By Lawrence Messina
The Associated Press
West Virginia lawmakers should expect to dive into the recent wide-ranging audit of the state’s public schools during their upcoming session, but it’s not yet clear which recommendations from the 151-page report might make the legislative agenda.
A loan-forgiveness program for teachers in hard-to-fill subject areas or underserved parts of the state was among the proposals discussed during a series of public forums this summer. Vision Shared, the public-private economic development effort, hosted the eight forums around the state with the help of the West Virginia Chamber of Commerce.
“Most everyone would agree that would be a benefit to improving those school environments and attracting and attaining quality educators,” Vision Shared President and Chief Executive Rebecca Randolph said of the loan-forgiveness recommendation.
The forums focused on what happens in the classroom as well as on the teachers and administrators in individual schools. Randolph estimated that turnout averaged 45 people and included parents, business and community leaders, and lawmakers.
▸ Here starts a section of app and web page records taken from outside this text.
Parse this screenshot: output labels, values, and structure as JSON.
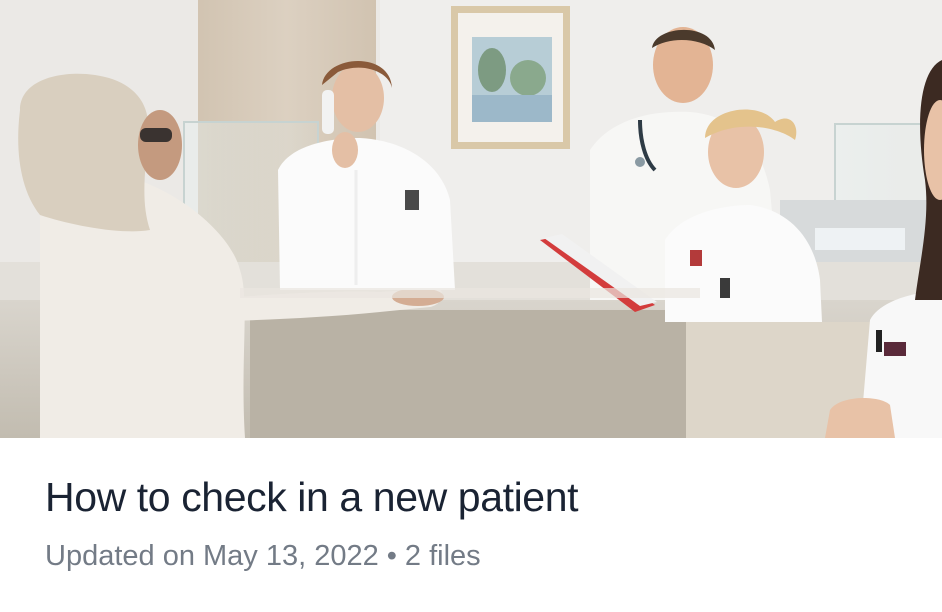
{
  "article": {
    "title": "How to check in a new patient",
    "updated": "Updated on May 13, 2022",
    "separator": "•",
    "files": "2 files"
  },
  "hero_image": {
    "subject": "reception-desk-photo"
  },
  "colors": {
    "title": "#1a2333",
    "meta": "#737b86",
    "background": "#ffffff"
  }
}
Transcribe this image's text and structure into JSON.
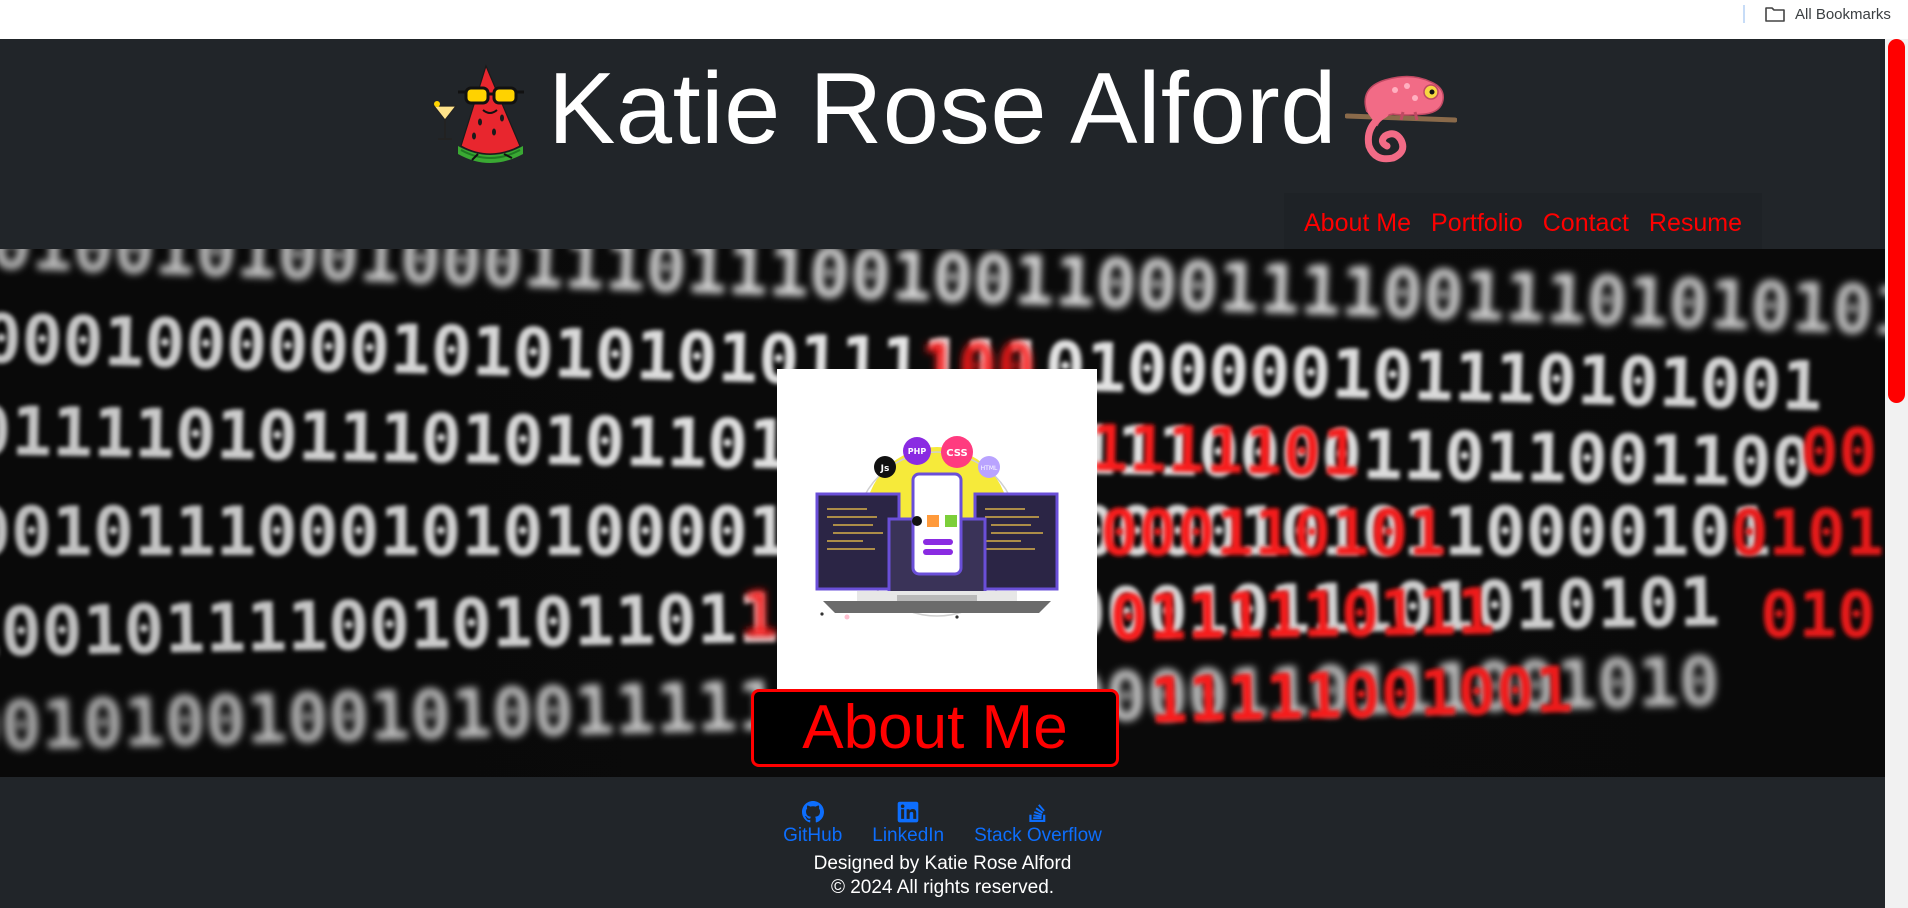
{
  "browser": {
    "bookmarks_label": "All Bookmarks"
  },
  "header": {
    "title": "Katie Rose Alford",
    "left_icon": "watermelon-with-sunglasses-icon",
    "right_icon": "chameleon-icon",
    "nav": [
      "About Me",
      "Portfolio",
      "Contact",
      "Resume"
    ]
  },
  "hero": {
    "background": "binary-code-red-white",
    "card_image": "developer-workstation-illustration",
    "card_badges": [
      "Js",
      "PHP",
      "CSS",
      "HTML"
    ],
    "section_title": "About Me"
  },
  "footer": {
    "links": [
      {
        "label": "GitHub",
        "icon": "github-icon"
      },
      {
        "label": "LinkedIn",
        "icon": "linkedin-icon"
      },
      {
        "label": "Stack Overflow",
        "icon": "stack-overflow-icon"
      }
    ],
    "designed_by": "Designed by Katie Rose Alford",
    "copyright": "© 2024 All rights reserved."
  },
  "colors": {
    "accent": "#ff0000",
    "link": "#0d6efd",
    "background": "#212529"
  }
}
Vision Shared expects to present a final report this fall on what the forums yielded.
The state Board of Education and Superintendent Jorea Marple, meanwhile, have begun acting on several audit recommendations, spokeswo-man Liza Cordeiro said. The department is looking at software to plan bus routes for all 55 counties, for instance, after the audit report linked computer-aided routing to lower transportation costs but found that all but nine counties map their bus routes manually.
Cedar Lakes Conference Center hosted hundreds of students this summer for science and Spanish immersion camps, Cordeiro said, after the audit questioned whether the Jackson County facility might get more use if assigned to a different state agency. Cordeiro said the department has also revised purchasing policies and regrouped offices around goals instead of funding sources in the audit’s wake.
Conducted by the consulting firms Public Works LLC and MGT, the audit concluded that West Virginia has perhaps the most tightly regulated education system in the country. It describes public schools rigidly controlled by state law and overseen by a department heavy with bureaucracy and largely insulated from voters or other public officials. The audit’s report, issued in early January, listed more than 100 recommendations to improve lagging student performance while saving an estimated $70 million annually.
Gov. Earl Ray Tomblin commissioned the audit, and he included two of its proposals in his agenda for the legislative session that began shortly after the report’s release. One gives more flexibility to McDowell County to act on audit findings, as part of a five-year program aimed at rescuing its struggling schools and ailing communities. The other created a statewide program for evaluating both teachers and principals more regularly than previous policy allowed. Cordeiro said the gradually unfolding program will reach 136 schools to varying degrees during the just-begun academic year.
Tomblin awaits the Vision Shared report and a response to the audit from the Board of Education, which recently began an outside review of its findings, said Hallie Mason, the governor’s public policy director. Mason said Tomblin expects groups representing teachers, administrators and school workers to weigh in as well.
“The governor took the report very seriously,” Mason said. “We have no intention to have this collect dust on a shelf.”
But the governor’s office is up for election this year. Legislators can also expect action on the audit if Republican nominee Bill Maloney prevails in November. The Morgantown drilling consultant and business owner narrowly lost to Tomblin in last year’s special election to complete an unexpired term. Maloney faults Tomblin, who was previously a longtime legislator and Senate president, for the state’s mixed-to-poor showing in national rankings for student achievement.
“The recent education audit raised some valid concerns about how we educate our children,” Maloney said in a statement. “We should begin to implement the audit, reform our education system, and ensure that the savings are used in the classroom to better educate our students.”